The first works I sold to Jack, in 2002, were graphite drawings by American artist Jim Nutt (b. 1938), whom I have represented since the 1990s; a pencil and watercolor landscape by Swiss artist Friedrich Salathé (1793-1858); a red chalk drawing by Austrian artist Otto Greiner, Reclining Female Nude (1896); and a large sheet by Donald Judd, Plywood Boxes #280 (1976), revealing how sophisticated and eclectic Jack’s eye was since the early days. Without realizing it, he and I embarked on a collaboration of works on paper that kept pushing the boundaries of art making over five hundred years. Not just masterpieces but investigative drawings that, in the words of Walter Bareiss (whose collection of drawings my gallery exhibited in the 1990s), give the spirit and essence of art making. In many cases, the collection showcases a number of examples by the same artist, telling a rich story. It has been a learning and exciting adventure as there are no parameter rules.

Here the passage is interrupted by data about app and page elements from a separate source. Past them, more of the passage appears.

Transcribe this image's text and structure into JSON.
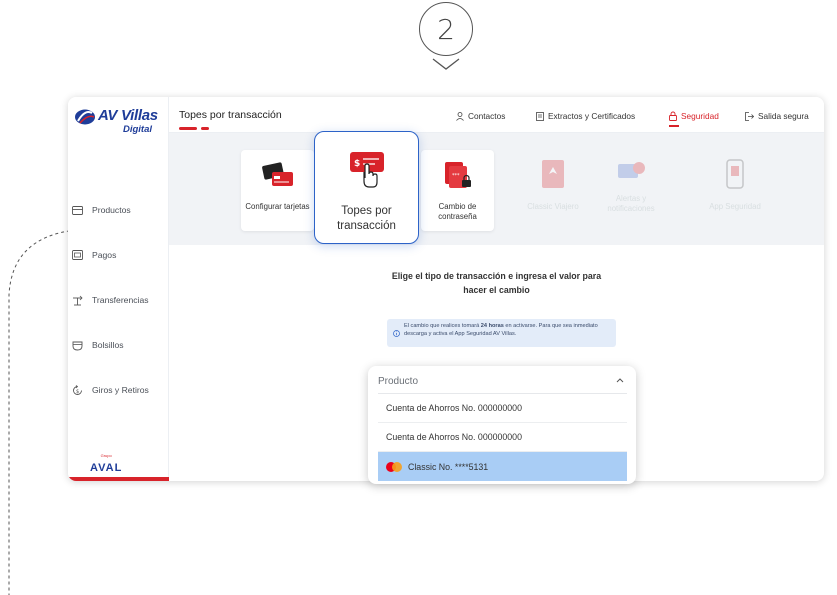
{
  "step": {
    "number": "2"
  },
  "sidebar": {
    "logo": {
      "brand": "AV Villas",
      "sub": "Digital"
    },
    "items": [
      {
        "label": "Productos",
        "icon": "wallet-icon"
      },
      {
        "label": "Pagos",
        "icon": "card-pay-icon"
      },
      {
        "label": "Transferencias",
        "icon": "transfer-icon"
      },
      {
        "label": "Bolsillos",
        "icon": "pocket-icon"
      },
      {
        "label": "Giros y Retiros",
        "icon": "withdraw-icon"
      }
    ],
    "footer": {
      "group": "Grupo",
      "name": "AVAL"
    }
  },
  "header": {
    "title": "Topes por transacción",
    "nav": [
      {
        "label": "Contactos",
        "icon": "user-icon"
      },
      {
        "label": "Extractos y Certificados",
        "icon": "document-icon"
      },
      {
        "label": "Seguridad",
        "icon": "lock-icon",
        "active": true
      },
      {
        "label": "Salida segura",
        "icon": "logout-icon"
      }
    ]
  },
  "cards": {
    "configurar": "Configurar tarjetas",
    "topes": "Topes por transacción",
    "cambio": "Cambio de contraseña",
    "classic": "Classic Viajero",
    "alertas": "Alertas y notificaciones",
    "app": "App Seguridad"
  },
  "main": {
    "instruction_line1": "Elige el tipo de transacción e ingresa el valor para",
    "instruction_line2": "hacer el cambio",
    "info": {
      "pre": "El cambio que realices tomará ",
      "bold": "24 horas",
      "post": " en activarse. Para que sea inmediato descarga y activa el App Seguridad AV Villas."
    }
  },
  "dropdown": {
    "label": "Producto",
    "options": [
      "Cuenta de Ahorros No. 000000000",
      "Cuenta de Ahorros No. 000000000",
      "Classic No. ****5131"
    ]
  },
  "colors": {
    "brand_blue": "#1f3d99",
    "brand_red": "#d8232a",
    "highlight_blue": "#2d63c8",
    "selected_row": "#a9cdf5"
  }
}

Over the past 6 years, with Jack’s concentration becoming more intense, the collection has gained dramatic focus and momentum. After purchasing a great drawing by Marcel Duchamp, 2 nus: un fort et un vite (1912), we were offered a rare work from Richard Hamilton’s formative years, Somersault (1952), that only improved when juxtaposed with the Duchamp drawing. When given the opportunity of acquiring an early large-scale double portrait by Kehinde Wiley from the artist’s 2001 residency at the Studio Museum in Harlem, Jack immediately understood its power. Within a few weeks, he acquired the magnificent red chalk Portrait of a Youth by Giovanni Battista Tiepolo (1696-1770), that compares with any museum example in the world by the Venetian artist.

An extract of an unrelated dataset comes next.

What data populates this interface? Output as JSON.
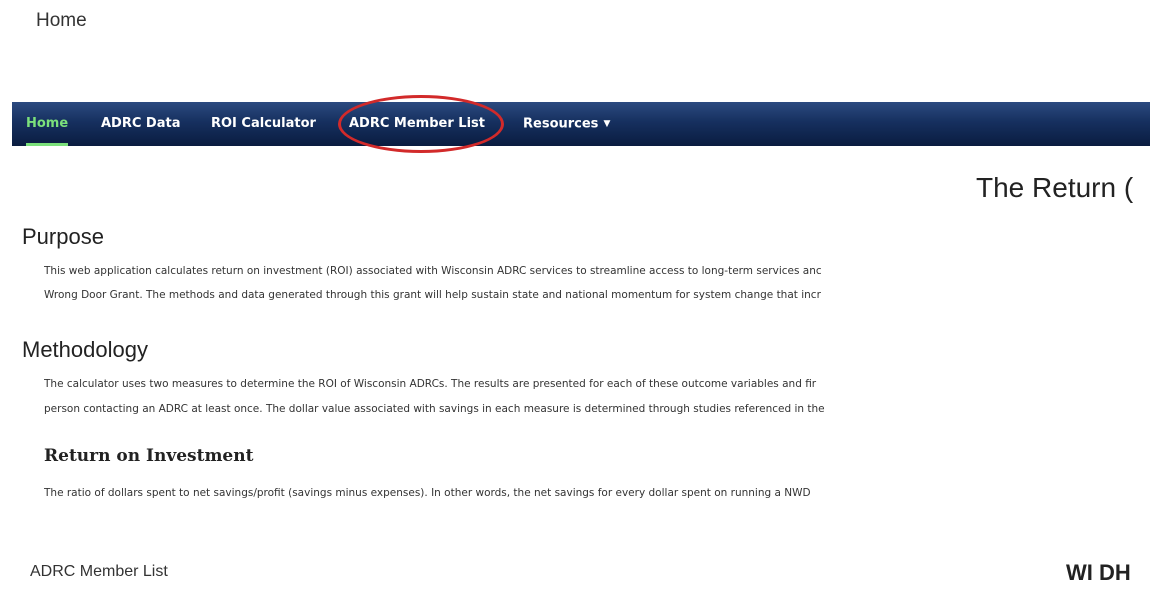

From Jack’s collection multiple exhibitions could be mounted to demonstrate a rich and varied examination of art history through works on paper. In 2021, Shear himself curated Drawn: From the Collection of Jack Shear, at the Blanton Museum of Art, Austin, TX, a show where not only the juxtapositions were unorthodox but also the topography of the installation forced a refreshing way to look at the drawings. In 2021-22, the Drawing Center in New York City mounted Ways of Seeing: Three Takes on the Jack Shear Drawing Collection, a three-part exhibition and an experiment in connoisseurship and exhibition-making, where artist Arlene Shechet, critic and curator Jarett Earnest, and Shear himself each presented an installation curated from Shear’s holdings.
The exhibition at David Nolan Gallery will differ from the previous presentations in that it will highlight selected works that the Collector and the Dealer chose in unison. The show will be a collaborative installation between the two partners in this long adventure, tracing the chronology of and the reasoning behind Jack Shear’s acquisition process.”